What are the causes and symptoms of this sin?
- A strong tendency to deny responsibility for one's own behavior
- Feelings of guilt over real or imagined mistakes
- Fear of failure
- A preoccupation with one’s own concerns
- Lack of self-disclosure that eventually leads to emotional isolation
Inevitably, this sin creates unwritten laws such as “Waiting for others to act first” or “Never being the one blamed for a mistake”.
These types of norms usually emerge drastically in organizations that fail to reward success but nevertheless punish mistakes. Members learn that the best way of surviving is to push responsibilities to others, avoid being identified with mistakes or conflicts, and to maintain a low profile. Feelings of fear and apprehension in such organizations ensure that little initiative will be taken to solve problems, improve quality, or fix mistakes.

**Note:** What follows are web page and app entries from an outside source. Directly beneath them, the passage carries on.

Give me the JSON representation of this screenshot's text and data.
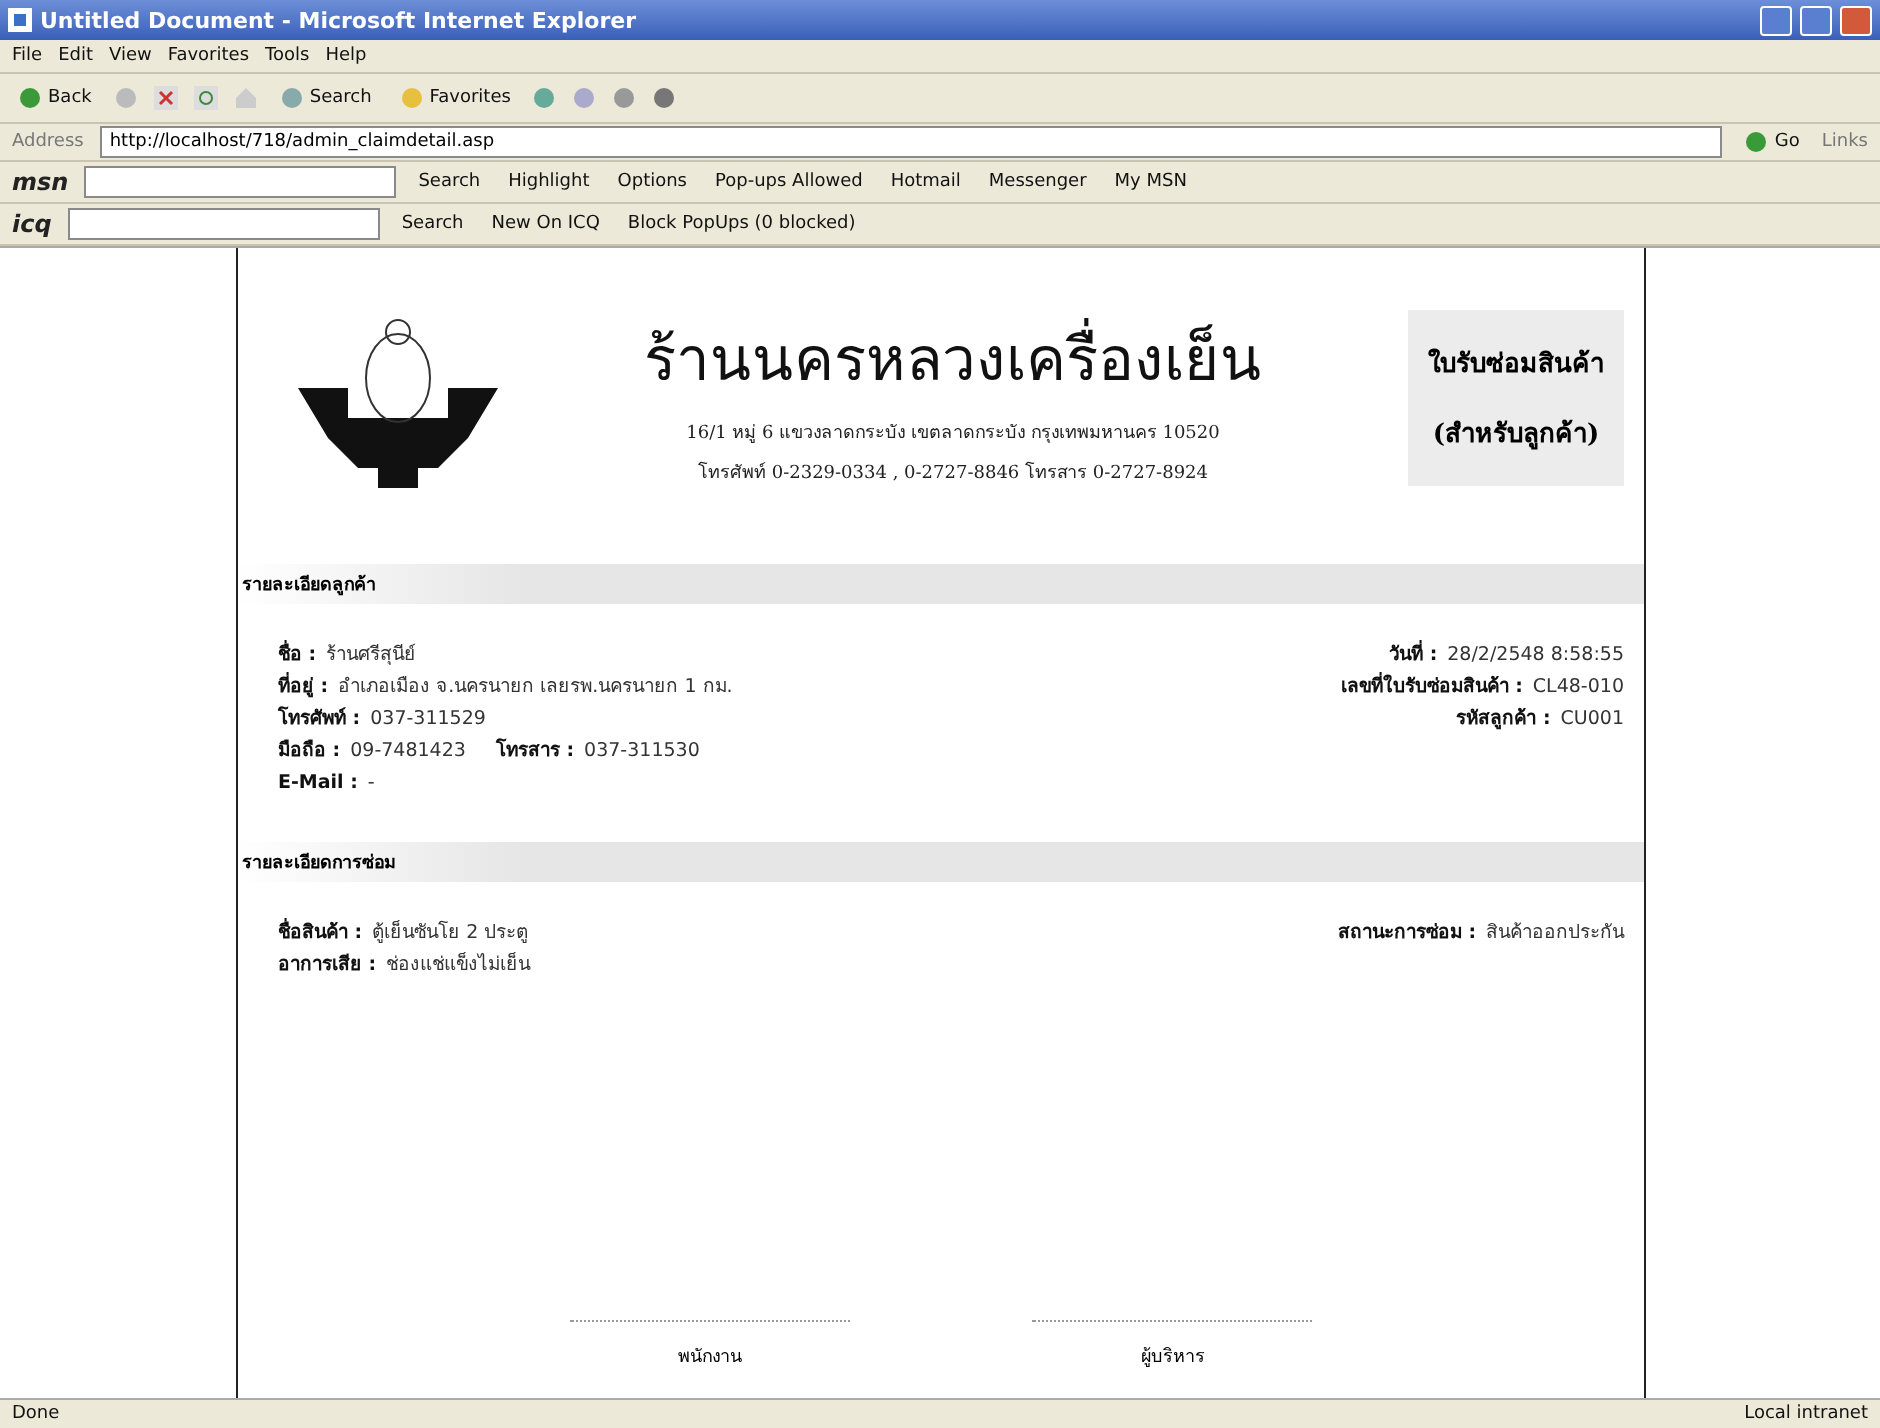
{
  "window": {
    "title": "Untitled Document - Microsoft Internet Explorer"
  },
  "menu": [
    "File",
    "Edit",
    "View",
    "Favorites",
    "Tools",
    "Help"
  ],
  "toolbar": {
    "back": "Back",
    "search": "Search",
    "favorites": "Favorites"
  },
  "address": {
    "label": "Address",
    "value": "http://localhost/718/admin_claimdetail.asp",
    "go": "Go",
    "links": "Links"
  },
  "msn_toolbar": {
    "logo": "msn",
    "items": [
      "Search",
      "Highlight",
      "Options",
      "Pop-ups Allowed",
      "Hotmail",
      "Messenger",
      "My MSN"
    ]
  },
  "icq_toolbar": {
    "logo": "icq",
    "items": [
      "Search",
      "New On ICQ",
      "Block PopUps (0 blocked)"
    ]
  },
  "document": {
    "shop_name": "ร้านนครหลวงเครื่องเย็น",
    "address": "16/1 หมู่ 6 แขวงลาดกระบัง เขตลาดกระบัง กรุงเทพมหานคร 10520",
    "phones": "โทรศัพท์ 0-2329-0334 , 0-2727-8846 โทรสาร 0-2727-8924",
    "form_title": [
      "ใบรับซ่อมสินค้า",
      "(สำหรับลูกค้า)"
    ],
    "sections": [
      {
        "title": "รายละเอียดลูกค้า",
        "left": [
          {
            "label": "ชื่อ :",
            "value": "ร้านศรีสุนีย์"
          },
          {
            "label": "ที่อยู่ :",
            "value": "อำเภอเมือง จ.นครนายก เลยรพ.นครนายก 1 กม."
          },
          {
            "label": "โทรศัพท์ :",
            "value": "037-311529"
          },
          {
            "label": "มือถือ :",
            "value": "09-7481423",
            "extra_label": "โทรสาร :",
            "extra_value": "037-311530"
          },
          {
            "label": "E-Mail :",
            "value": "-"
          }
        ],
        "right": [
          {
            "label": "วันที่ :",
            "value": "28/2/2548 8:58:55"
          },
          {
            "label": "เลขที่ใบรับซ่อมสินค้า :",
            "value": "CL48-010"
          },
          {
            "label": "รหัสลูกค้า :",
            "value": "CU001"
          }
        ]
      },
      {
        "title": "รายละเอียดการซ่อม",
        "left": [
          {
            "label": "ชื่อสินค้า :",
            "value": "ตู้เย็นซันโย 2 ประตู"
          },
          {
            "label": "อาการเสีย :",
            "value": "ช่องแช่แข็งไม่เย็น"
          }
        ],
        "right": [
          {
            "label": "สถานะการซ่อม :",
            "value": "สินค้าออกประกัน"
          }
        ]
      }
    ],
    "signatures": [
      "พนักงาน",
      "ผู้บริหาร"
    ]
  },
  "status_bar": {
    "left": "Done",
    "right": "Local intranet"
  }
}
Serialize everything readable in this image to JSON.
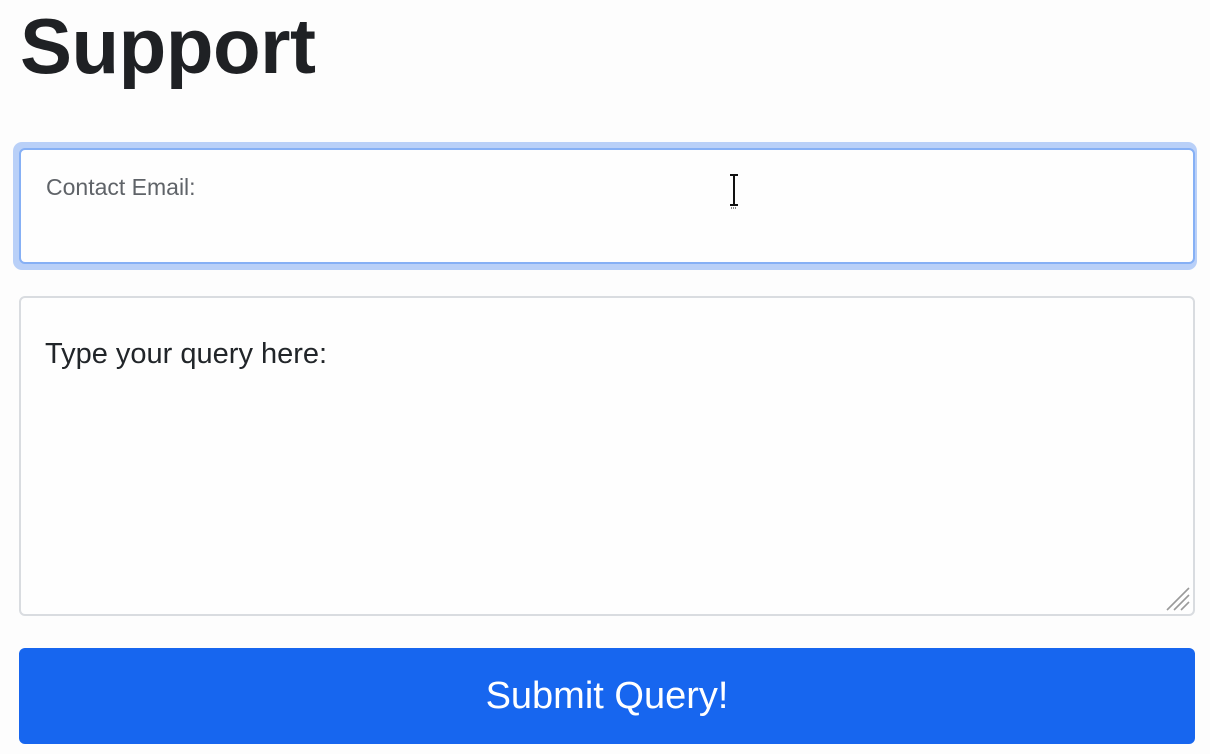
{
  "header": {
    "title": "Support"
  },
  "form": {
    "email": {
      "label": "Contact Email:",
      "value": ""
    },
    "query": {
      "placeholder": "Type your query here:",
      "value": ""
    },
    "submit_label": "Submit Query!"
  },
  "colors": {
    "accent": "#1766ef",
    "focus_ring": "#b9d0f8",
    "focus_border": "#86b0f5"
  },
  "icons": {
    "cursor": "text-cursor-icon",
    "resize": "resize-handle-icon"
  }
}
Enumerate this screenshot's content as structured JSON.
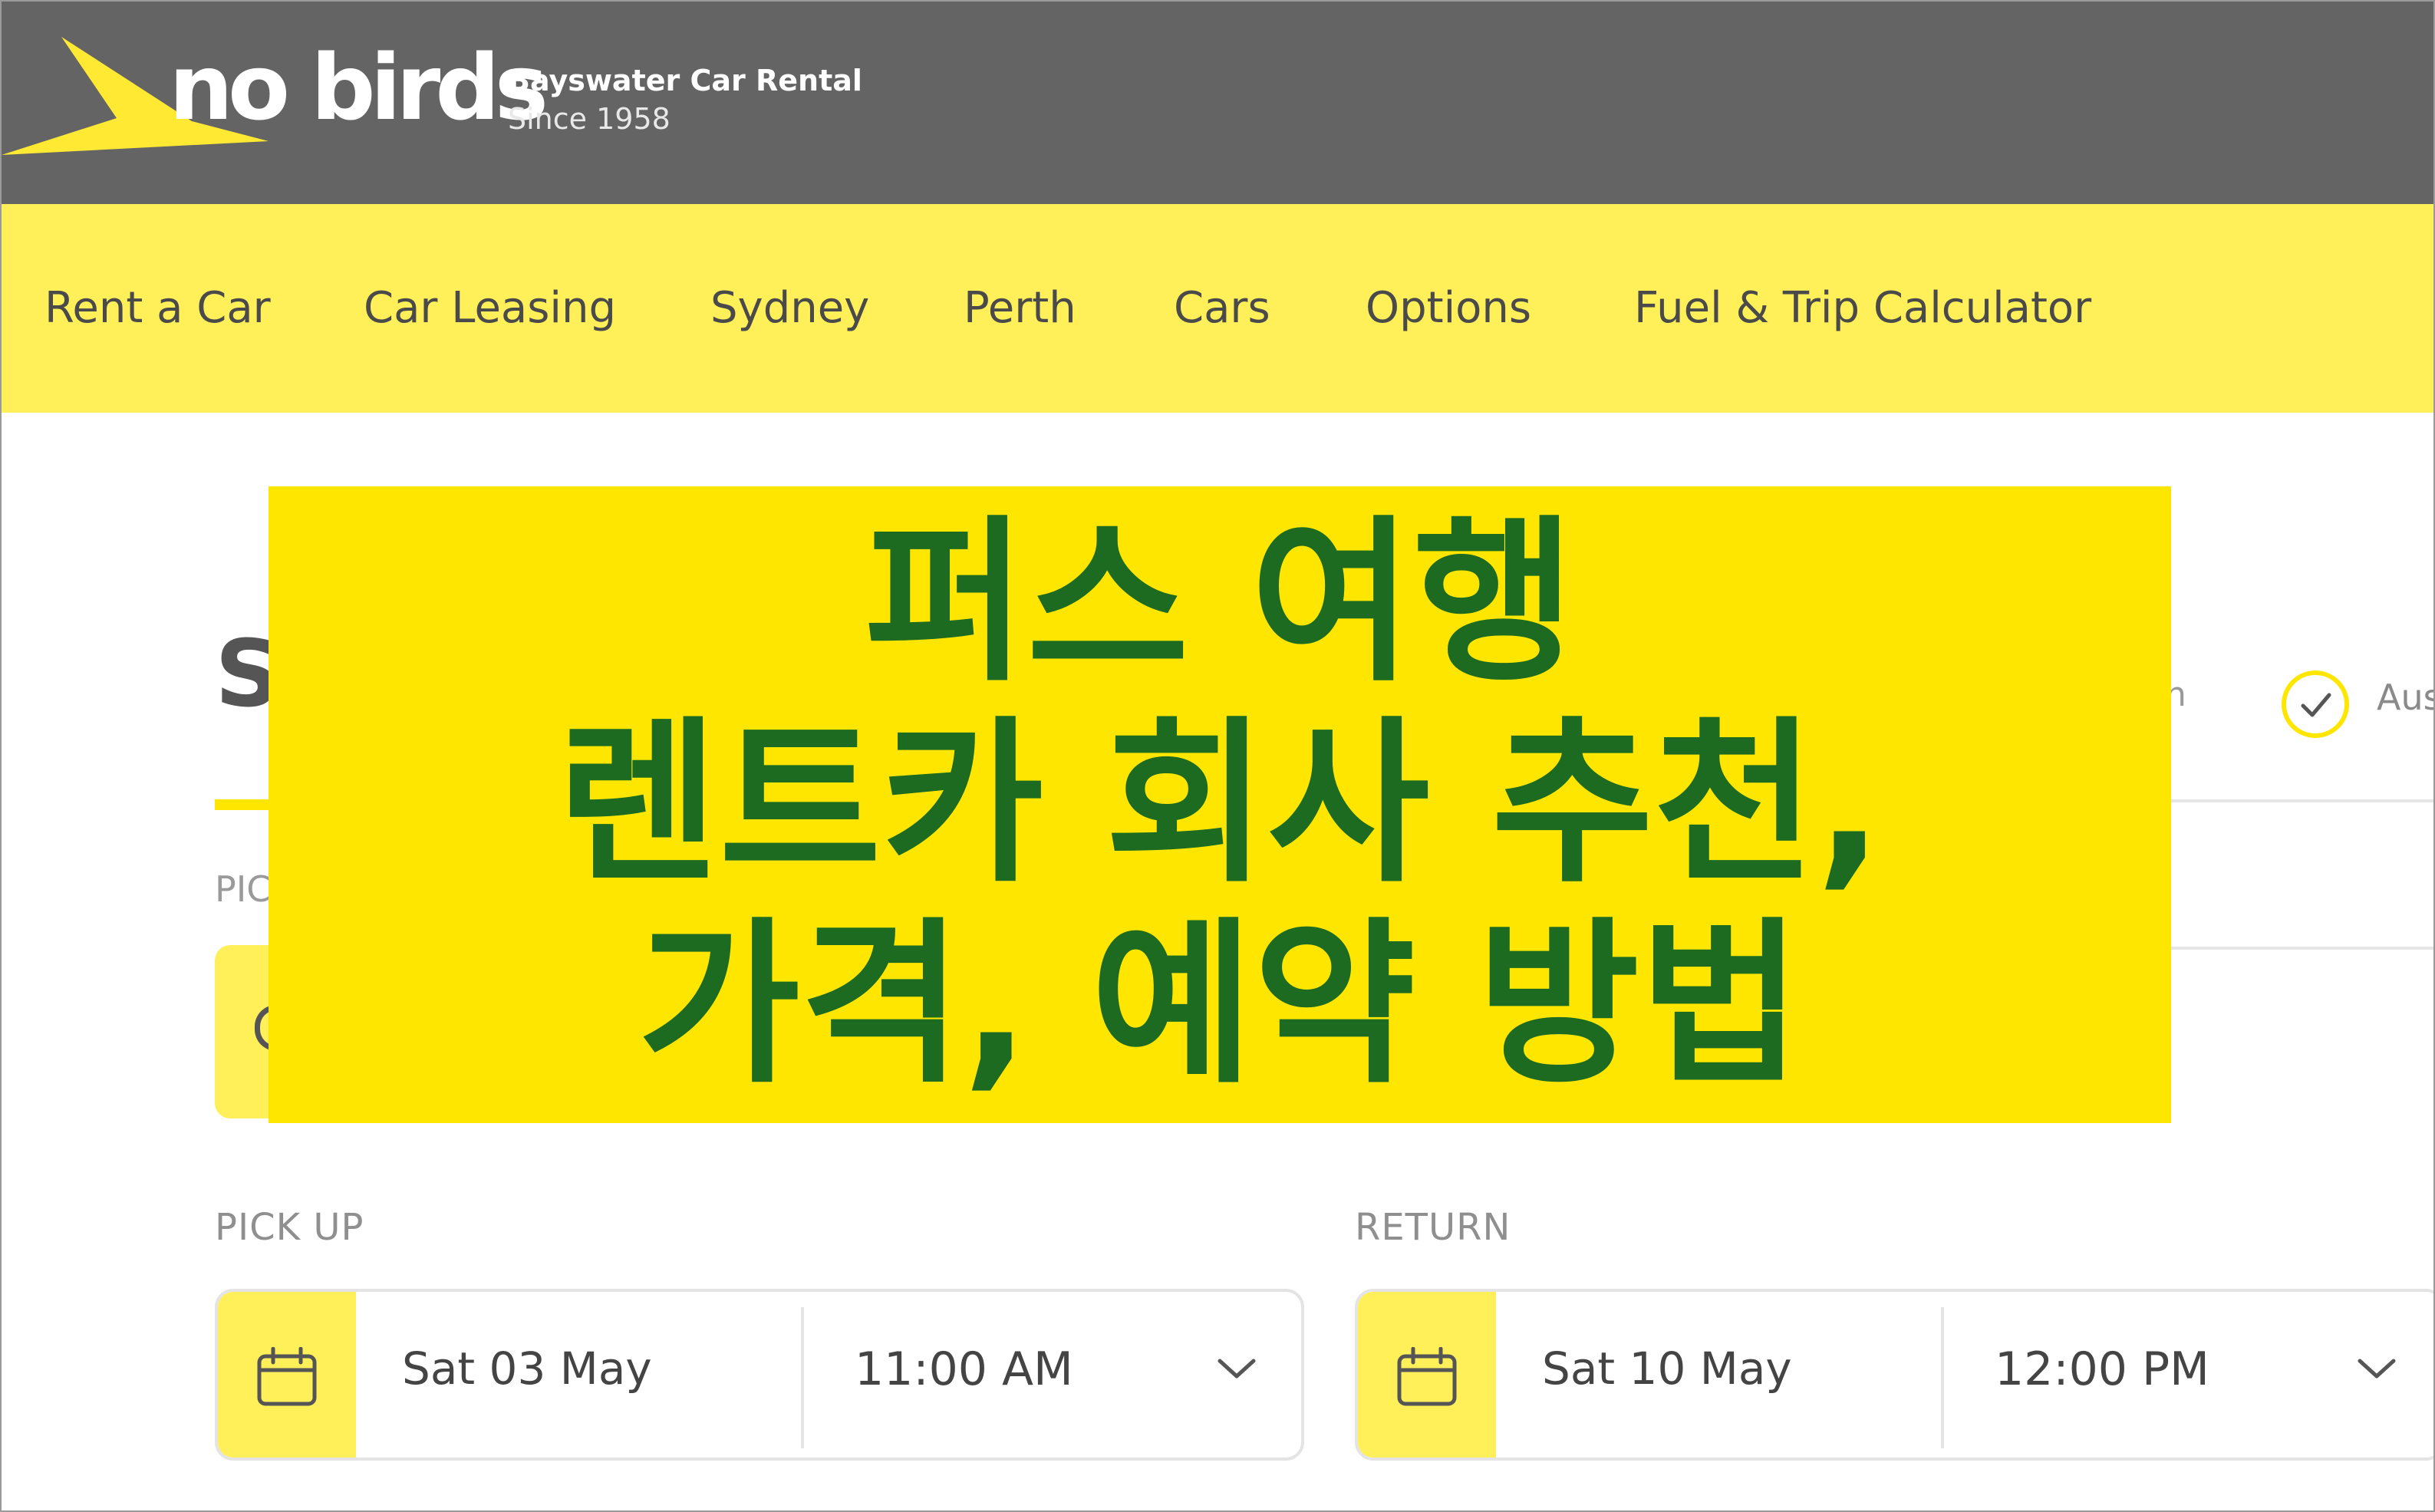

It is often not easy to identify an avoidance-led organization, especially in times of plenty. But when difficulties arise, then it becomes obvious. The issue is that it becomes apparent in the aftermath when it is too late. It is at that point that it becomes clear how concerns have been avoided and procrastination has been the predominant mode of management.
How can this sin be avoided?
If you commit it:
- Accomplish one small task every day. Make it something you usually worry about or avoid. Focus on thoroughly completing it, and then congratulate yourself on a job well done.
- Focus on your feelings. Examine only the current reasoning behind your feelings-of self-doubt. Ask yourself: "What's bothering me right now?” Then take positive action by confronting and correcting the destructive "self-talk" that is causing the avoidance reaction
If you have an organization:
- Don't sanction mistakes
- Manage deadlines and deliverables
Don't miss the upcoming article, in which we will unfold oppositional behavior as the visible face of fear. If you want to know more about how to manage change and build resilient organizations, contact us! firstname.lastname@example.org